Camino Realness:
A Review of Target Margin's Tennessee Williams

by Tony Phillips

It’s hard not admire a play that jolts to life with a pounding rock score while its cast clacks away on castanets. For anyone who knows the work of the downtown iconoclast collective Target Margin, or even, for that matter, some of the loopier plays of maestro Tennessee Williams, the pairing of this company with the experimental Williams one-act play Ten Blocks on the Camino Real won’t come as any surprise. For the uninitiated, impromptu dance numbers, South Asian bindis dotting some character’s foreheads and certainly the colander-topped Don Quixote making a late play appearance will take a little getting used to, but for anyone who enjoys what this company does, this paired-down production with a cast of only six will not disappoint.

The play, a 1948 collaboration between Tennessee Williams and Elia Kazan at The Actors Studio, chronicles the American boxer Kilroy as he descends the nine circles of a Latin American backwater, beds the local gypsy’s daughter and is eventually carted off to a more under-world by “street-cleaners,” brought eerily to life here in yellow opera-length, dish-washing gloves and the clear plastic masks most slasher films employ.

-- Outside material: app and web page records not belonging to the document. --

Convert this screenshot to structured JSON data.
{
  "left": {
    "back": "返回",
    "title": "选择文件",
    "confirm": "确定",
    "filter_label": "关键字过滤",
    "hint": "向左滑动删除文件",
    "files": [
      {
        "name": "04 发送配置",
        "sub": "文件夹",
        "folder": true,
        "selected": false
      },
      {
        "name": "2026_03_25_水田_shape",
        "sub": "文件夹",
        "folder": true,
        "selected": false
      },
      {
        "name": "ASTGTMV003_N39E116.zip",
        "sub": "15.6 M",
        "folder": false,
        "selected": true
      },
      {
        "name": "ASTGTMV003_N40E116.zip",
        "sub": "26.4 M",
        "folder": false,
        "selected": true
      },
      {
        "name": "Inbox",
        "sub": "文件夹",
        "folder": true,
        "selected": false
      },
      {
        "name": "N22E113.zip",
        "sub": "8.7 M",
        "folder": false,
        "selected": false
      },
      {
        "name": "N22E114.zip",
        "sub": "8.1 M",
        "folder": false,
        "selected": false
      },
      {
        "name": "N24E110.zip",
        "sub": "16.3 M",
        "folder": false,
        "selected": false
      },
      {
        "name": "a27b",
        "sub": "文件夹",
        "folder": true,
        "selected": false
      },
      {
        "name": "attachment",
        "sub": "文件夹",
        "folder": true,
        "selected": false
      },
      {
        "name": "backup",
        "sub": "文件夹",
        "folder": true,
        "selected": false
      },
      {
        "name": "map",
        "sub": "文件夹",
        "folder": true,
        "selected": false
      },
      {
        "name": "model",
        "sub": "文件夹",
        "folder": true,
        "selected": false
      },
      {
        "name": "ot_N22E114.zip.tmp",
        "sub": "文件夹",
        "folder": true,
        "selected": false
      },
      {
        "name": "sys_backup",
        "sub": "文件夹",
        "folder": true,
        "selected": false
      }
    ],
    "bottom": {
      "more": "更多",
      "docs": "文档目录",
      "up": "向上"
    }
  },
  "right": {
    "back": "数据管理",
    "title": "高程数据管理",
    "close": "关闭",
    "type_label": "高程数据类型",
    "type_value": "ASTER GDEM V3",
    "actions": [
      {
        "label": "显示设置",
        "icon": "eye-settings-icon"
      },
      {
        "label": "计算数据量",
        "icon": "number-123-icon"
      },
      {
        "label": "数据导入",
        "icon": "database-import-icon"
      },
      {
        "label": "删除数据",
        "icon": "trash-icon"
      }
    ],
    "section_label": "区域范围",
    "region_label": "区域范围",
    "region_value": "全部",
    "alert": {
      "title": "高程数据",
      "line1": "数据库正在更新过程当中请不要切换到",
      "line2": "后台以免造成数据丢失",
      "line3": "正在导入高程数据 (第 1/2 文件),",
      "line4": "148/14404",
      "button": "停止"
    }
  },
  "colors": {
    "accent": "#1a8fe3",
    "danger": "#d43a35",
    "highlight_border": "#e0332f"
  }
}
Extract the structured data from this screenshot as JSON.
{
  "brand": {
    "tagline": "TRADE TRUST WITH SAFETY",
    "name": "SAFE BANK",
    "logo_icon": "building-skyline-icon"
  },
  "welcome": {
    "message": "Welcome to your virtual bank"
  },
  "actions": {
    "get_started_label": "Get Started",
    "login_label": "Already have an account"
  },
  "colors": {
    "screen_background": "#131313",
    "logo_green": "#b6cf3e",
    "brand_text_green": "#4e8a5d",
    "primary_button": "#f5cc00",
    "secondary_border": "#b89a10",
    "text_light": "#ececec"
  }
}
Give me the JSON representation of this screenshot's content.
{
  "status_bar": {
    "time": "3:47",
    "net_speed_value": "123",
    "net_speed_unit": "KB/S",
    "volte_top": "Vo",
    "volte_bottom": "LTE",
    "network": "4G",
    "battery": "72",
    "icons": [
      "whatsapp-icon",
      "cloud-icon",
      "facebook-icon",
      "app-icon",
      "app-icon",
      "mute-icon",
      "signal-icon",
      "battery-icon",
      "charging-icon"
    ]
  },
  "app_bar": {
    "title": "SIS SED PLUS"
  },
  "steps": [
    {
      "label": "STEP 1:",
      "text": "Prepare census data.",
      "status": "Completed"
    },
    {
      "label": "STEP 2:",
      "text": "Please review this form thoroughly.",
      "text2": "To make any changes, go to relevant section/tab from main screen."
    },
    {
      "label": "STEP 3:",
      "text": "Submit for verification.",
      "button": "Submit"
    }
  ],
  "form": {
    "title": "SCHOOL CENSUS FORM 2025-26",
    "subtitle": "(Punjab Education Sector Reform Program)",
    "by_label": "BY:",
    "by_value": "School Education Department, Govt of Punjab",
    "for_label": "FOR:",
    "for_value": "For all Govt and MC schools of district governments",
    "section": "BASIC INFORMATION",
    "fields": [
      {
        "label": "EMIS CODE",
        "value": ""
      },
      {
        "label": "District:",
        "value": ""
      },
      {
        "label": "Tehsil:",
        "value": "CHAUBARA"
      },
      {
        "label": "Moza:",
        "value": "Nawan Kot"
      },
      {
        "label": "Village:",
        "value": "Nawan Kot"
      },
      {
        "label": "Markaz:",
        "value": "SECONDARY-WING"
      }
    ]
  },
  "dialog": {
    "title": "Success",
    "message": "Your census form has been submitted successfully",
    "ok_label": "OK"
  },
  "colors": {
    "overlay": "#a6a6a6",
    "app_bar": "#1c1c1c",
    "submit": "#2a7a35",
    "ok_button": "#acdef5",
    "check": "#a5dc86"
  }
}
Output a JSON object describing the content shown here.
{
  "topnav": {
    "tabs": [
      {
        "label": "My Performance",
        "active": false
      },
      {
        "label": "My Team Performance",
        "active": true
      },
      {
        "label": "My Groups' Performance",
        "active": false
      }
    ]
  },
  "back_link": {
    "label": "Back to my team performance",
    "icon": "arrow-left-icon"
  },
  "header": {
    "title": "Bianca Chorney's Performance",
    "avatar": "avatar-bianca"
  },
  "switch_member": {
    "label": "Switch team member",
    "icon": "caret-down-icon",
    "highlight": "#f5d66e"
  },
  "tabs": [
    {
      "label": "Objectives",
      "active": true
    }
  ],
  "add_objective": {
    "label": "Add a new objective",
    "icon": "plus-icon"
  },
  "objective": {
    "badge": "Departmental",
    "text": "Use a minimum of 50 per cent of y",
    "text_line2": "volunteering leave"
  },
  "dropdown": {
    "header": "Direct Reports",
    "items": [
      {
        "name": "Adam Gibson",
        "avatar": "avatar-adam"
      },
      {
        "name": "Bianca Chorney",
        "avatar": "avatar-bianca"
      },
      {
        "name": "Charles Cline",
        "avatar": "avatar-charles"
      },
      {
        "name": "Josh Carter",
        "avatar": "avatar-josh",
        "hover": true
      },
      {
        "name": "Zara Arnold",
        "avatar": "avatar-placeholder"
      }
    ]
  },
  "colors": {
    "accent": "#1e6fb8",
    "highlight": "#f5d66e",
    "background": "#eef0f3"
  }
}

Kazan went onto name names before House of Un-American Activities Committee, this avant garde play morphed into the Broadway success Camino Real and Williams had some of his best work, like The Rose Tattoo, Cat on a Hot Tin Roof and The Night of the Iguana still ahead of him.

Baby-faced Satya Bhabha enters as Kilroy, wearing Everlast gold boxing gloves, an Elvis belt and cowboy boots. It’s hard not to get excited. This young actor has already compiled an impressive list of credits last season: from Indian import Rafta, Rafta to roles in several productions in Charles Mee’s season at the Signature Theater. When he raises his arms here, gloves connected by a rope that makes for an instant boxing ring, it would be easy for him to take a victory lap, but instead he attacks his lines with a 1940s noirish swagger. For Williams’ fans unaccustomed to this company’s unique approach, that language is all they’ll have to hold onto, but it sings here — I can’t wait to use the pickup line: “You don’t have any of the minor vices?” — proving that even when Williams takes a walk on the wild side, “the glorious bird” never loses his song.